Said Turgeon, "You always want to keep your season going; you want to coach guys as long as you can possibly coach them. You want to coach this team as long as you can possibly coach them. Every team is different, and we've really enjoyed coaching this team. The seniors have had a good week, and hopefully they play well."
Dodd will have to play better against Xavier than he did in Friday's loss to Northwestern for the Terps to advance. After dunking the game's first basket on a pick-and-roll feed from Trimble, the 6-foot-11 center finished with just four points and two rebounds in 18 minutes.
"It's in the back of your mind, yeah, this is your last go-around," Dodd said Wednesday. "You want to just leave it all out on the floor, but at the same time, I feel me and L.G. can play basketball after this level. Of course you're going to miss the college. It's been a great four years."
Trimble will have to shoot and take care of the ball better than he did against Northwestern to help push Maryland into Saturday's Round of 32. Despite leading the Terps with 20 points on 7-for-14 shooting, Trimble had six of his team's 14 turnovers and missed all four of his 3-pointers.
"For L.G. and Damonte, it's their last tournament; 40 minutes is only promised," Trimble said. "It means a lot, so I just want to go all out for the seniors and play as hard as I can, and hopefully make it more than 40 minutes."
As for whether this will be Trimble's final college game, a player who has been a star nearly from the day he showed up at Maryland is not divulging any plans on whether his mind is made up. Unlike last season, when the decision about turning pro seemed to affect Trimble's play, he said he is focused only on the next opponent.
"I'm really confident about this tournament, things we had to overcome this year, everyone doubting us, and it gives us a lot of confidence," Trimble said. "We had a really good week of practice, so I don't even think about that stuff. I just think about Xavier and take it one game at a time."
As for Gill, he played a part in Maryland turning a 28-20 first-half deficit to Northwestern into a 36-34 lead. He hit a short turnaround jumper at the halftime horn to put the Terps ahead. The 6-8, 230-pound forward, who joined the Terps as a graduate transfer after three years at Duquesne, had four points, two rebounds and two assists in 14 minutes.
Gill understands the urgency of Thursday's game.
"I definitely want to keep winning, so my season will continue to go on. I want to keep playing as long as I can," Gill said Wednesday. "This tournament means a lot to me, since I've obviously never been to the NCAA tournament.

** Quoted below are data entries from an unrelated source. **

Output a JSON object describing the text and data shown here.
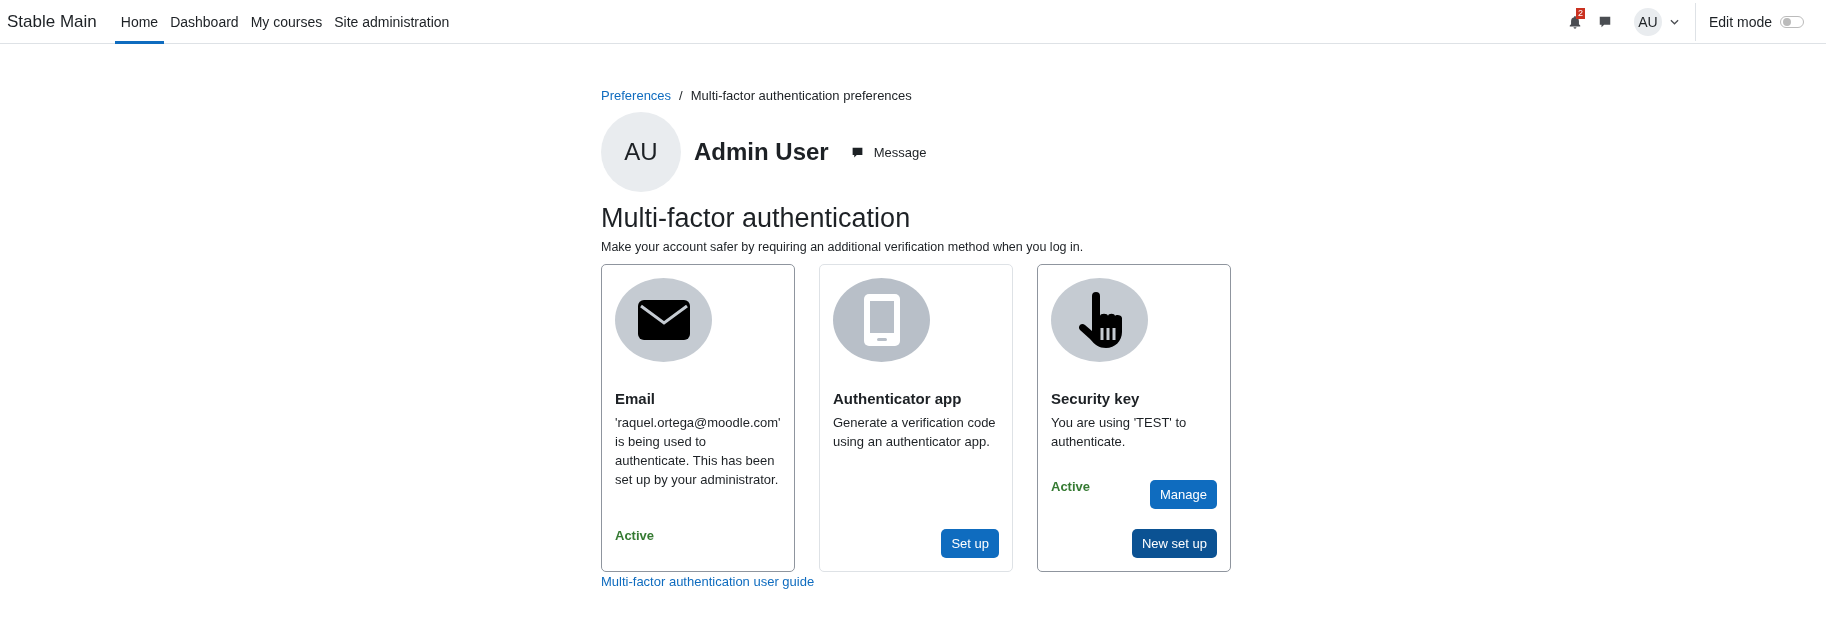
{
  "navbar": {
    "site_name": "Stable Main",
    "items": [
      {
        "label": "Home",
        "selected": true
      },
      {
        "label": "Dashboard",
        "selected": false
      },
      {
        "label": "My courses",
        "selected": false
      },
      {
        "label": "Site administration",
        "selected": false
      }
    ],
    "notification_count": "2",
    "user_initials": "AU",
    "edit_mode": {
      "label": "Edit mode",
      "on": false
    }
  },
  "breadcrumb": {
    "separator": "/",
    "items": [
      {
        "label": "Preferences",
        "link": true
      },
      {
        "label": "Multi-factor authentication preferences",
        "link": false
      }
    ]
  },
  "profile": {
    "initials": "AU",
    "name": "Admin User",
    "message_label": "Message"
  },
  "heading": "Multi-factor authentication",
  "intro": "Make your account safer by requiring an additional verification method when you log in.",
  "factors": [
    {
      "kind": "email",
      "title": "Email",
      "description": "'raquel.ortega@moodle.com' is being used to authenticate. This has been set up by your administrator.",
      "active": true,
      "status": "Active"
    },
    {
      "kind": "phone",
      "title": "Authenticator app",
      "description": "Generate a verification code using an authenticator app.",
      "active": false,
      "buttons": [
        "Set up"
      ]
    },
    {
      "kind": "hand",
      "title": "Security key",
      "description": "You are using 'TEST' to authenticate.",
      "active": true,
      "status": "Active",
      "buttons": [
        "Manage",
        "New set up"
      ]
    }
  ],
  "guide_link": "Multi-factor authentication user guide"
}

So the more we win, the happier I'll continue to play and the more I get to play."
Dodd is cognizant of the fact that this could be Trimble's final game.

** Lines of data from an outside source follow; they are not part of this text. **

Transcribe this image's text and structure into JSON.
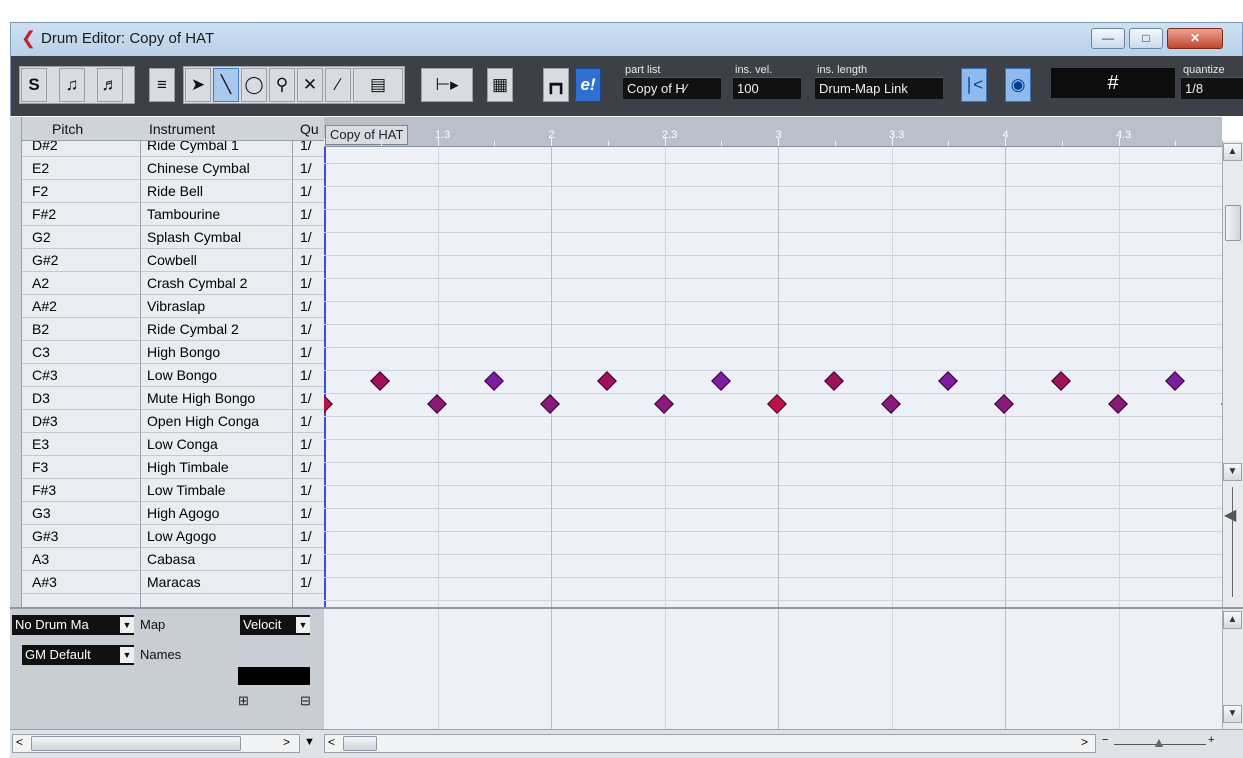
{
  "window": {
    "title": "Drum Editor: Copy of HAT"
  },
  "toolbar": {
    "solo_label": "S",
    "part_list": {
      "label": "part list",
      "value": "Copy of H⁄"
    },
    "ins_vel": {
      "label": "ins. vel.",
      "value": "100"
    },
    "ins_length": {
      "label": "ins. length",
      "value": "Drum-Map Link"
    },
    "grid_symbol": "#",
    "quantize": {
      "label": "quantize",
      "value": "1/8"
    },
    "accent_color": "#2f6fcf"
  },
  "list": {
    "headers": [
      "Pitch",
      "Instrument",
      "Qu"
    ],
    "rows": [
      {
        "pitch": "D#2",
        "instrument": "Ride Cymbal 1",
        "q": "1/"
      },
      {
        "pitch": "E2",
        "instrument": "Chinese Cymbal",
        "q": "1/"
      },
      {
        "pitch": "F2",
        "instrument": "Ride Bell",
        "q": "1/"
      },
      {
        "pitch": "F#2",
        "instrument": "Tambourine",
        "q": "1/"
      },
      {
        "pitch": "G2",
        "instrument": "Splash Cymbal",
        "q": "1/"
      },
      {
        "pitch": "G#2",
        "instrument": "Cowbell",
        "q": "1/"
      },
      {
        "pitch": "A2",
        "instrument": "Crash Cymbal 2",
        "q": "1/"
      },
      {
        "pitch": "A#2",
        "instrument": "Vibraslap",
        "q": "1/"
      },
      {
        "pitch": "B2",
        "instrument": "Ride Cymbal 2",
        "q": "1/"
      },
      {
        "pitch": "C3",
        "instrument": "High Bongo",
        "q": "1/"
      },
      {
        "pitch": "C#3",
        "instrument": "Low Bongo",
        "q": "1/"
      },
      {
        "pitch": "D3",
        "instrument": "Mute High Bongo",
        "q": "1/"
      },
      {
        "pitch": "D#3",
        "instrument": "Open High Conga",
        "q": "1/"
      },
      {
        "pitch": "E3",
        "instrument": "Low Conga",
        "q": "1/"
      },
      {
        "pitch": "F3",
        "instrument": "High Timbale",
        "q": "1/"
      },
      {
        "pitch": "F#3",
        "instrument": "Low Timbale",
        "q": "1/"
      },
      {
        "pitch": "G3",
        "instrument": "High Agogo",
        "q": "1/"
      },
      {
        "pitch": "G#3",
        "instrument": "Low Agogo",
        "q": "1/"
      },
      {
        "pitch": "A3",
        "instrument": "Cabasa",
        "q": "1/"
      },
      {
        "pitch": "A#3",
        "instrument": "Maracas",
        "q": "1/"
      }
    ]
  },
  "ruler": {
    "part_name": "Copy of HAT",
    "ticks": [
      "1.3",
      "2",
      "2.3",
      "3",
      "3.3",
      "4",
      "4.3"
    ]
  },
  "notes": {
    "low_bongo_color": "#8a1a7a",
    "mute_high_bongo_color": "#a0125a"
  },
  "lower": {
    "drum_map": "No Drum Ma",
    "map_label": "Map",
    "controller": "Velocit",
    "name_map": "GM Default",
    "names_label": "Names"
  }
}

"Melo is a great player. For him, in his mind, and the people returning next year, make this as memorable as possible," Dodd said. "He'll have things to look forward to, but like I've said, you never know what he's going to do. It's his decision and it's up to him to make it as memorable as possible."